After the phone hacking scandal broke, he asked Ofcom and the OFT to look again at whether News Corp. could be trusted to live up to its undertakings with regard to BSkyB, he said, because he was concerned there might be a broader problem of corporate governance.
Questioned over his judgment in responding to Michel's text messages, the minister said his interpretation was that in his quasi-judicial role a "courteous reply to a text message was fine."
He added, "But I think now I would probably not take the same view and would avoid text messages. But it was my assessment that it had no impact on process, the decisions I took. It was just me being courteous."
Hunt acknowledged that Michel deployed flattery "persistently and frequently," and said he was shocked when he discovered the level of contact between Michel and Smith.
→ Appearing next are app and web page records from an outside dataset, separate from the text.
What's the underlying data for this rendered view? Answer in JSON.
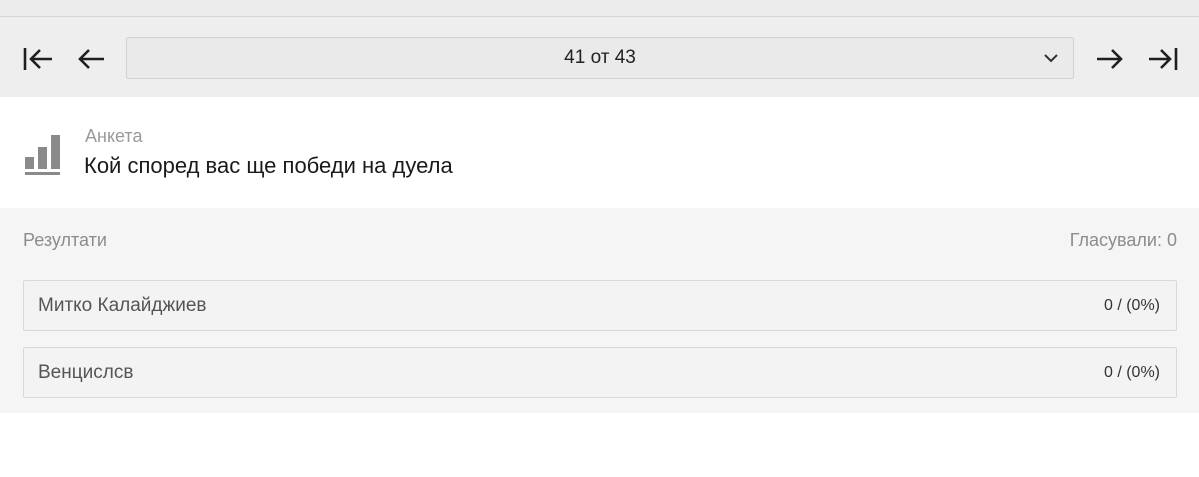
{
  "navigation": {
    "first_icon": "first-page-icon",
    "prev_icon": "arrow-left-icon",
    "next_icon": "arrow-right-icon",
    "last_icon": "last-page-icon",
    "page_label": "41 от 43",
    "dropdown_icon": "chevron-down-icon",
    "current_page": 41,
    "total_pages": 43
  },
  "poll": {
    "icon": "bar-chart-icon",
    "type_label": "Анкета",
    "question": "Кой според вас ще победи на дуела"
  },
  "results": {
    "title": "Резултати",
    "voted_label": "Гласували: 0",
    "options": [
      {
        "name": "Митко Калайджиев",
        "value": "0 / (0%)"
      },
      {
        "name": "Венцислсв",
        "value": "0 / (0%)"
      }
    ]
  },
  "colors": {
    "nav_bar_bg": "#eeeeee",
    "results_bg": "#f5f5f5",
    "icon_gray": "#8a8a8a",
    "text_dark": "#1a1a1a",
    "text_muted": "#8c8c8c"
  }
}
It appeared to have led to the use of "occasionally inappropriate" language on the part of his aide, he said.
He also defended the integrity of Smith, saying he was "very capable and decent," and added that he wished his aide had alerted his colleagues to the pressure he was under from News Corp.'s lobbyist.
But in the end, he had no choice but reluctantly to accept Smith's resignation, Hunt said.
Alan Rusbridger, editor of the Guardian newspaper, highlighted the different treatment by Hunt's department of News Corp. and those who opposed the takeover, in comments posted on Twitter Thursday.
"No chummy texts or spad (special adviser) for opponents of Sky. Were told to address all concerns to Treasury Solicitor," he tweeted.
"Thousands of texts, e-mails and phone calls" were exchanged between News Corp. and the Department of Culture, Media and Sport, Rusbridger said, while the newspaper got just one meeting with Hunt.
Questioned before the inquiry, Hunt said he was "a very passionate supporter of having a free and vibrant press," and that he felt the BSkyB bid would help modernize the UK media industry.
Hunt last month faced calls from opposition lawmakers to resign over his handling of the BSkyB bid, saying he had colluded with News Corp. and breached the ministerial code of conduct, which governs how ministers behave in office.
But Cameron said Hunt had his support and urged lawmakers to await the conclusion of the Leveson Inquiry before passing judgment.
Downing Street said in a statement Thursday: "Jeremy Hunt's evidence has shown that he acted properly while he was responsible for the BSkyB bid. He took independent advice at every turn, as well as a number of decisions which were against News Corporation's wishes."
However, there are "lessons to be learned" from the process, the statement added, and ministers have been sent guidance on how quasi-judicial decisions are taken.
The current phase of the Leveson Inquiry -- which was set up by the coalition government in response to the phone hacking scandal -- is examining the relationship between the press and politicians.